:: WHAT IS REQUIRED ::
Please give back the listing below word for word and drop any images.
◆ ◆ ◆
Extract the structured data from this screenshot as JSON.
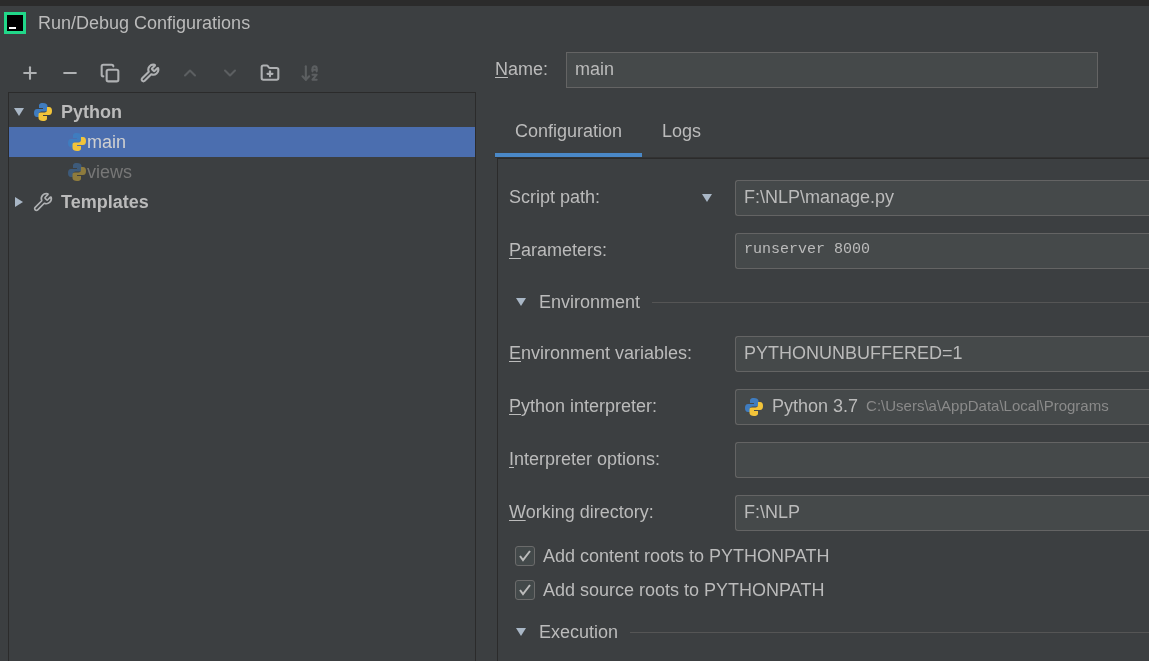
{
  "window": {
    "title": "Run/Debug Configurations"
  },
  "tree": [
    {
      "label": "Python",
      "expanded": true,
      "kind": "python",
      "children": [
        {
          "label": "main",
          "selected": true,
          "disabled": false
        },
        {
          "label": "views",
          "selected": false,
          "disabled": true
        }
      ]
    },
    {
      "label": "Templates",
      "expanded": false,
      "kind": "templates"
    }
  ],
  "name_field": {
    "label": "Name:",
    "underline_first": true,
    "value": "main"
  },
  "tabs": [
    {
      "label": "Configuration",
      "selected": true
    },
    {
      "label": "Logs",
      "selected": false
    }
  ],
  "rows": [
    {
      "kind": "script",
      "label": "Script path:",
      "underline_first": false,
      "value": "F:\\NLP\\manage.py"
    },
    {
      "kind": "code_field",
      "label": "Parameters:",
      "underline_first": true,
      "value": "runserver 8000"
    },
    {
      "kind": "section",
      "label": "Environment",
      "expanded": true
    },
    {
      "kind": "field",
      "label": "Environment variables:",
      "underline_first": true,
      "value": "PYTHONUNBUFFERED=1"
    },
    {
      "kind": "interpreter",
      "label": "Python interpreter:",
      "underline_first": true,
      "value": "Python 3.7",
      "path": "C:\\Users\\a\\AppData\\Local\\Programs"
    },
    {
      "kind": "field",
      "label": "Interpreter options:",
      "underline_first": true
    },
    {
      "kind": "field",
      "label": "Working directory:",
      "underline_first": true,
      "value": "F:\\NLP"
    },
    {
      "kind": "checkbox",
      "label": "Add content roots to PYTHONPATH",
      "checked": true
    },
    {
      "kind": "checkbox",
      "label": "Add source roots to PYTHONPATH",
      "checked": true
    },
    {
      "kind": "section",
      "label": "Execution",
      "expanded": true
    }
  ]
}
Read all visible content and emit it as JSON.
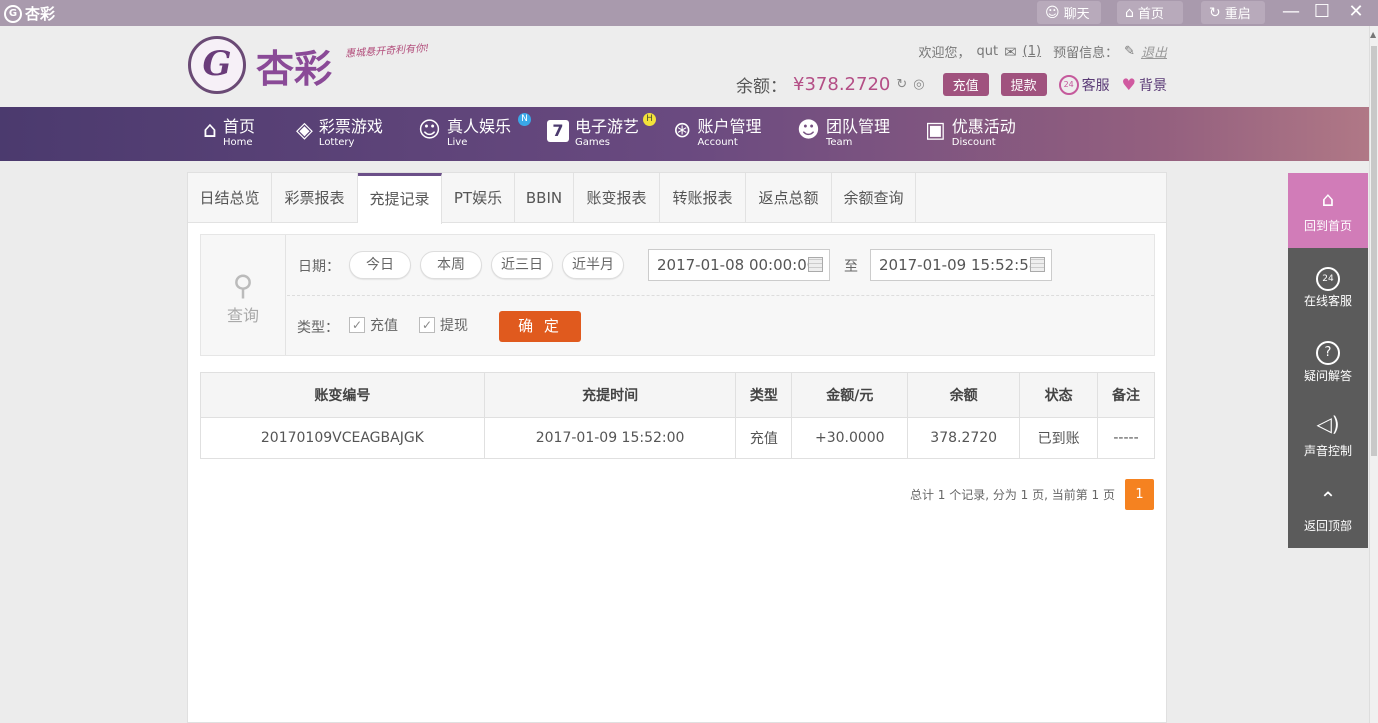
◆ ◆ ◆
:: ANSWER SPACE ::
Extract the structured data from this screenshot as JSON.
{
  "window": {
    "title": "Run/Debug Configurations"
  },
  "tree": [
    {
      "label": "Python",
      "expanded": true,
      "kind": "python",
      "children": [
        {
          "label": "main",
          "selected": true,
          "disabled": false
        },
        {
          "label": "views",
          "selected": false,
          "disabled": true
        }
      ]
    },
    {
      "label": "Templates",
      "expanded": false,
      "kind": "templates"
    }
  ],
  "name_field": {
    "label": "Name:",
    "underline_first": true,
    "value": "main"
  },
  "tabs": [
    {
      "label": "Configuration",
      "selected": true
    },
    {
      "label": "Logs",
      "selected": false
    }
  ],
  "rows": [
    {
      "kind": "script",
      "label": "Script path:",
      "underline_first": false,
      "value": "F:\\NLP\\manage.py"
    },
    {
      "kind": "code_field",
      "label": "Parameters:",
      "underline_first": true,
      "value": "runserver 8000"
    },
    {
      "kind": "section",
      "label": "Environment",
      "expanded": true
    },
    {
      "kind": "field",
      "label": "Environment variables:",
      "underline_first": true,
      "value": "PYTHONUNBUFFERED=1"
    },
    {
      "kind": "interpreter",
      "label": "Python interpreter:",
      "underline_first": true,
      "value": "Python 3.7",
      "path": "C:\\Users\\a\\AppData\\Local\\Programs"
    },
    {
      "kind": "field",
      "label": "Interpreter options:",
      "underline_first": true
    },
    {
      "kind": "field",
      "label": "Working directory:",
      "underline_first": true,
      "value": "F:\\NLP"
    },
    {
      "kind": "checkbox",
      "label": "Add content roots to PYTHONPATH",
      "checked": true
    },
    {
      "kind": "checkbox",
      "label": "Add source roots to PYTHONPATH",
      "checked": true
    },
    {
      "kind": "section",
      "label": "Execution",
      "expanded": true
    }
  ]
}
Read all visible content and emit it as JSON.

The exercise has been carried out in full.